Now on Solaris 2.6, boot from new disk with -a option and when prompted,
re-create path_to_inst. Although it is undocumented, -p option to devfsadm
does this automatically (truss it and you will see). It doesn't work with
drvconfig though.
For Solaris 8 or newer, your done. Boot from the new disk.
Steve gave us his outlook:
(...)
I think you may have to install a new bootblock on the "transplanted" disk.
I am concerned that the kernel ( /kernel/genunix ) is for a Sun4U-1
architecture
(E10K), but you are doing to attempt to run it on a Sun4U architecture (E420
aka
Ultra80)... and I fear the consequences. Also, anything on that transplanted
disk that references /platform/<architecture> or /usr/platform/<architecture>
will be potential problems.
I am fairly certain that what you propose is "unsupported" by Sun and is the
kind of thing that would cause me and my fellow call center E10K support
engineers to shake our head in wonder at the stupidity of our customer(s)
and wonder just what the hell they were thinking.
(...)
Oh, don't forget to disable all /etc/init.d/ startup scripts that attempt
to start all sorts of E10K-specific daemons etc.
Great feedback of an evidently experienced professional. Other reply from him
(about booting only to a single-user mode)
(...)
My guess: some E10K specific scripts and/or daemons are stopping the boot
process; they may be logging errors, or they may be waiting to
speak to a non-existent control board or SSP. Without
/var/adm/messages and/or `dmesg' output and/or /var/log/syslog
log files (among possibly other files)... I can only speculate
at this point.
(...)
An then, Anand Chouthai came along. He told he works with such scenarios for
living.
Yes , it will work, One of the steps I see missing is to take out any
references to ssp. Also it will work 99% times if the original E10 install
is done Entire distribution with OEM support.
(...)
And at last what seems to be the "voila"
Take the disk which has the E10K image and put it on E420R:

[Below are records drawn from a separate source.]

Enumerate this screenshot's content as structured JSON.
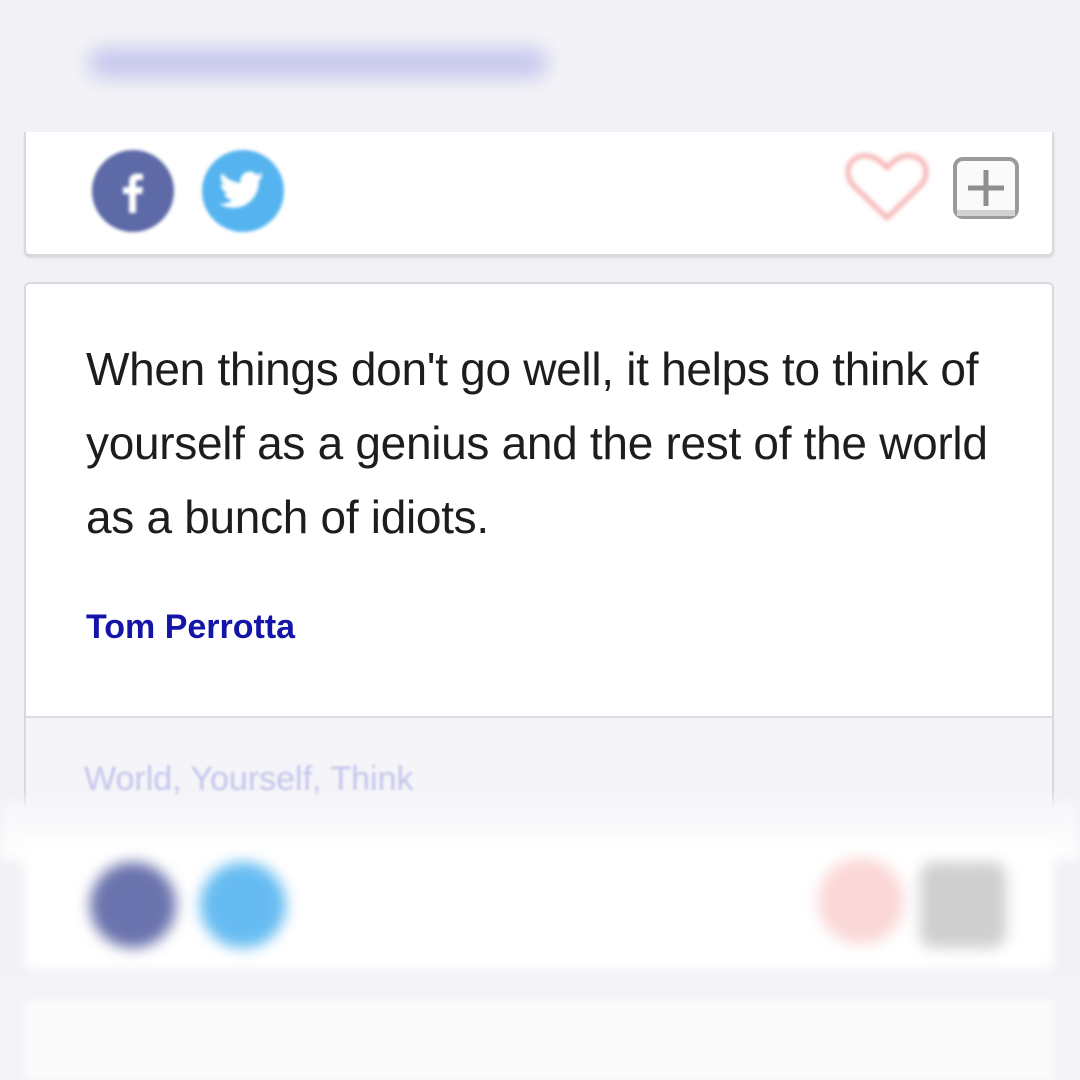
{
  "quote": {
    "text": "When things don't go well, it helps to think of yourself as a genius and the rest of the world as a bunch of idiots.",
    "author": "Tom Perrotta",
    "tags": "World, Yourself, Think"
  },
  "icons": {
    "facebook": "facebook-icon",
    "twitter": "twitter-icon",
    "like": "heart-icon",
    "add": "plus-icon"
  },
  "colors": {
    "author": "#1414a8",
    "facebook": "#5d6aa7",
    "twitter": "#55b4ef",
    "heart": "#f7b7b7",
    "tags": "#c4c4ec"
  }
}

Boot from cdrom in single user mode ( same OS on the E10K image) or boot
from jumpstart in single user mode
mount the disk with the E10000 image on /a
cd /a
mv dev dev.dr
mv devices devices.dr
mkdir dev devices
cd /dev
find . -depth -print | cpio -pdm /a/dev
cd /devices
find . -depth -print | cpio -pdm /a/devices
cd /a/etc
mv path_to_inst path_to_inst.dr
cp /tmp/root/etc/path_to_inst .
change the vfstab to appropriate disk config
If the E10000 disk was encapsulated then take the rootdev entries out
from system file
install bootblk on the disk
cd /a/etc
mv ssphostname ssphostname.dr
init 0
ok> boot -rasvw
when it comes to single user mode <ctrl D> to go to multi user mode.
Hope it works. Good luck.
Well, thats all. As I mentioned, we didn4t try it yet, but it seems to be the
way to get the work done. Anyway I will let the list know how it worked.
Regards,